KYOTO A team of Japanese doctors recently performed a landmark surgery involving the use of donated induced pluripotent stem, or iPS cells, to treat macular degeneration, an intractable eye disease.
The operation, which used cells gathered and prepared ahead of time, was performed at Kobe City Medical Center General Hospital as part of a joint project also involving researchers from Riken and Kyoto University's Center for iPS Cell Research and Application, or CiRA.
CiRA head Shinya Yamanaka, who won a Nobel Prize in 2012 for discovering iPS cells, said he has high hopes that the project will pave the way for cheaper, faster regenerative treatment.
How will using stored, donor-derived iPS cells lead to the proliferation of regenerative treatment? I think the spread of iPS cell-based regenerative treatment has started to become a real possibility. In 2014, researchers from Riken and other institutions created iPS cells from a patient's own body and transplanted them back into that patient. But this method is costly and time-consuming, creating an obstacle to its use as a widespread medical treatment. If you can create cells from donor iPS cells and store them, you can use them in multiple patients, cutting down on the cost and time required to culture cells.
The previous procedure was the first example of regenerative treatment using iPS cells, and it was tested on just one patient. This time, multiple patients are slated to receive transplants. Researchers will be able to analyze data collected from these patients to determine the safety and efficacy of the treatment in arresting the deterioration of the patients' eyesight.
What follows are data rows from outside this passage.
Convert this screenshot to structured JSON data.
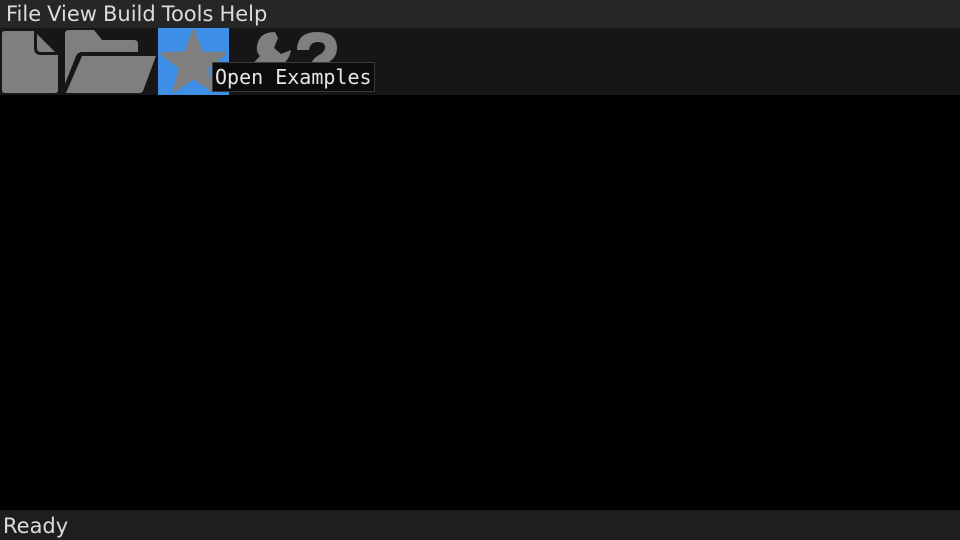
{
  "menu": {
    "items": [
      {
        "label": "File"
      },
      {
        "label": "View"
      },
      {
        "label": "Build"
      },
      {
        "label": "Tools"
      },
      {
        "label": "Help"
      }
    ]
  },
  "toolbar": {
    "buttons": [
      {
        "icon": "new-file-icon",
        "active": false
      },
      {
        "icon": "open-folder-icon",
        "active": false
      },
      {
        "icon": "star-icon",
        "active": true
      },
      {
        "icon": "help-tools-icon",
        "active": false
      }
    ],
    "tooltip": "Open Examples"
  },
  "status": {
    "text": "Ready"
  },
  "colors": {
    "accent": "#3d8fe8",
    "icon": "#7f7f7f",
    "menubar_bg": "#262626",
    "toolbar_bg": "#161616",
    "canvas_bg": "#000000"
  }
}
What are the key issues that must be addressed before regenerative medicine can spread? First of all, we must ascertain whether it is safe [to use donor-derived cells], as there is the risk that the patient's immune system will reject a graft of cells or organs taken from someone else's body. The researchers this time screened iPS cells for immunity types that reduce the risk of rejection. If the immunity type of the iPS cells used in the transplant matches that of the patient to a certain degree, that will reduce the possibility of rejection. It is also important to monitor and make sure that the graft does become cancerous.
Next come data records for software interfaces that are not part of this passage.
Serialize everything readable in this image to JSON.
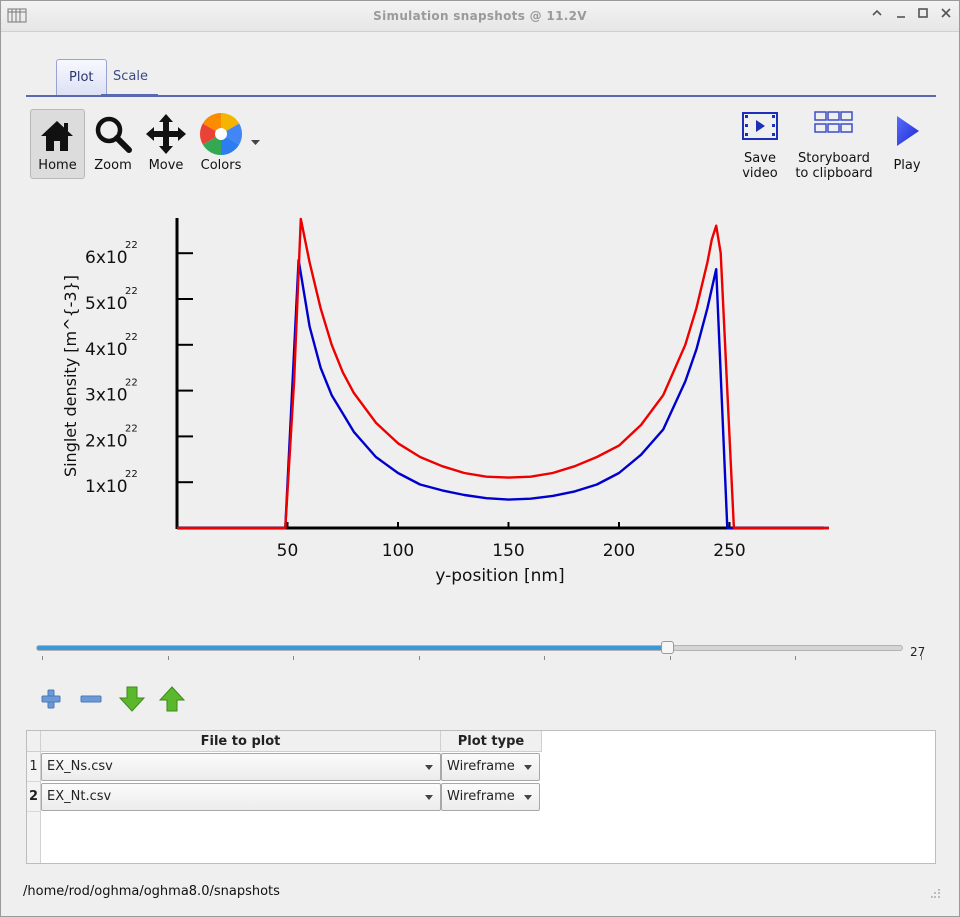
{
  "window": {
    "title": "Simulation snapshots @ 11.2V"
  },
  "tabs": [
    {
      "label": "Plot"
    },
    {
      "label": "Scale"
    }
  ],
  "toolbar": {
    "home": "Home",
    "zoom": "Zoom",
    "move": "Move",
    "colors": "Colors",
    "save_video_1": "Save",
    "save_video_2": "video",
    "storyboard_1": "Storyboard",
    "storyboard_2": "to clipboard",
    "play": "Play"
  },
  "chart_data": {
    "type": "line",
    "xlabel": "y-position [nm]",
    "ylabel": "Singlet density [m^{-3}]",
    "xlim": [
      0,
      295
    ],
    "ylim": [
      0,
      6.8e+22
    ],
    "xticks": [
      50,
      100,
      150,
      200,
      250
    ],
    "yticks": [
      {
        "value": 1e+22,
        "mantissa": "1x10",
        "exponent": "22"
      },
      {
        "value": 2e+22,
        "mantissa": "2x10",
        "exponent": "22"
      },
      {
        "value": 3e+22,
        "mantissa": "3x10",
        "exponent": "22"
      },
      {
        "value": 4e+22,
        "mantissa": "4x10",
        "exponent": "22"
      },
      {
        "value": 5e+22,
        "mantissa": "5x10",
        "exponent": "22"
      },
      {
        "value": 6e+22,
        "mantissa": "6x10",
        "exponent": "22"
      }
    ],
    "series": [
      {
        "color": "#0000cc",
        "x": [
          0,
          46,
          49,
          55,
          60,
          65,
          70,
          75,
          80,
          90,
          100,
          110,
          120,
          130,
          140,
          150,
          160,
          170,
          180,
          190,
          200,
          210,
          220,
          230,
          235,
          240,
          244,
          249,
          252,
          295
        ],
        "y": [
          0,
          0,
          0,
          5.85e+22,
          4.4e+22,
          3.5e+22,
          2.9e+22,
          2.5e+22,
          2.1e+22,
          1.55e+22,
          1.2e+22,
          9.5e+21,
          8.2e+21,
          7.2e+21,
          6.5e+21,
          6.2e+21,
          6.4e+21,
          7e+21,
          8e+21,
          9.5e+21,
          1.2e+22,
          1.6e+22,
          2.15e+22,
          3.2e+22,
          3.9e+22,
          4.8e+22,
          5.65e+22,
          0,
          0,
          0
        ]
      },
      {
        "color": "#ee0000",
        "x": [
          0,
          46,
          49,
          53,
          56,
          60,
          65,
          70,
          75,
          80,
          90,
          100,
          110,
          120,
          130,
          140,
          150,
          160,
          170,
          180,
          190,
          200,
          210,
          220,
          230,
          235,
          240,
          242,
          244,
          246,
          250,
          252,
          295
        ],
        "y": [
          0,
          0,
          0,
          3.2e+22,
          6.75e+22,
          5.8e+22,
          4.8e+22,
          4e+22,
          3.4e+22,
          2.95e+22,
          2.3e+22,
          1.85e+22,
          1.55e+22,
          1.35e+22,
          1.2e+22,
          1.12e+22,
          1.1e+22,
          1.12e+22,
          1.2e+22,
          1.35e+22,
          1.55e+22,
          1.8e+22,
          2.25e+22,
          2.9e+22,
          4e+22,
          4.8e+22,
          5.8e+22,
          6.3e+22,
          6.6e+22,
          6e+22,
          2e+22,
          0,
          0
        ]
      }
    ]
  },
  "slider": {
    "value": 27,
    "max": 37
  },
  "table": {
    "headers": {
      "file": "File to plot",
      "type": "Plot type"
    },
    "rows": [
      {
        "num": "1",
        "file": "EX_Ns.csv",
        "type": "Wireframe"
      },
      {
        "num": "2",
        "file": "EX_Nt.csv",
        "type": "Wireframe"
      }
    ]
  },
  "status": {
    "path": "/home/rod/oghma/oghma8.0/snapshots"
  }
}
What other treatment-related research projects using iPS cells are on the horizon? Starting as early as the 2018 academic year, Kyoto University plans to treat patients with Parkinson's disease and an intractable disease that stops blood from clotting. Keio University aims to treat damaged spinal cords, while Osaka University is focusing on treatment for heart failure. There are also plans for cancer and kidney disease treatment. One thing to note is that the rejection risk differs depending on the organ or tissue being treated. There is also a higher risk for transplanted cells to become cancerous when a large number are transplanted. By contrast, transplants on eyes are less prone to rejection, and the number of transplanted cells is small. So you cannot talk about these upcoming projects as if they are similar [to the latest surgery].
Why is it important to build up a large stock of iPS cells for regenerative treatment? In order for treatments using iPS cells to be widely used, you need to secure a pool of iPS cells of many immunity types so that you can reduce the risk of rejection.
Kyoto University has been working to increase its stock of iPS cells for treatment. If only, say, 10 types of cells are needed, the university would be able to handle this on its own, but if we establish that something like 100 types will be needed in the future, then the burden of managing the stock will increase significantly.
In order to create high-quality iPS cells, we started working with Takara Bio in January to create a quality-control system. But we do not think that working with a business alone will necessarily reduce costs. We create iPS cells from people donating blood out of the goodness of their hearts. In that sense, I have reservations about working with a profit-driven company.
Interviewed by Nikkei staff writer Takuro Kusashio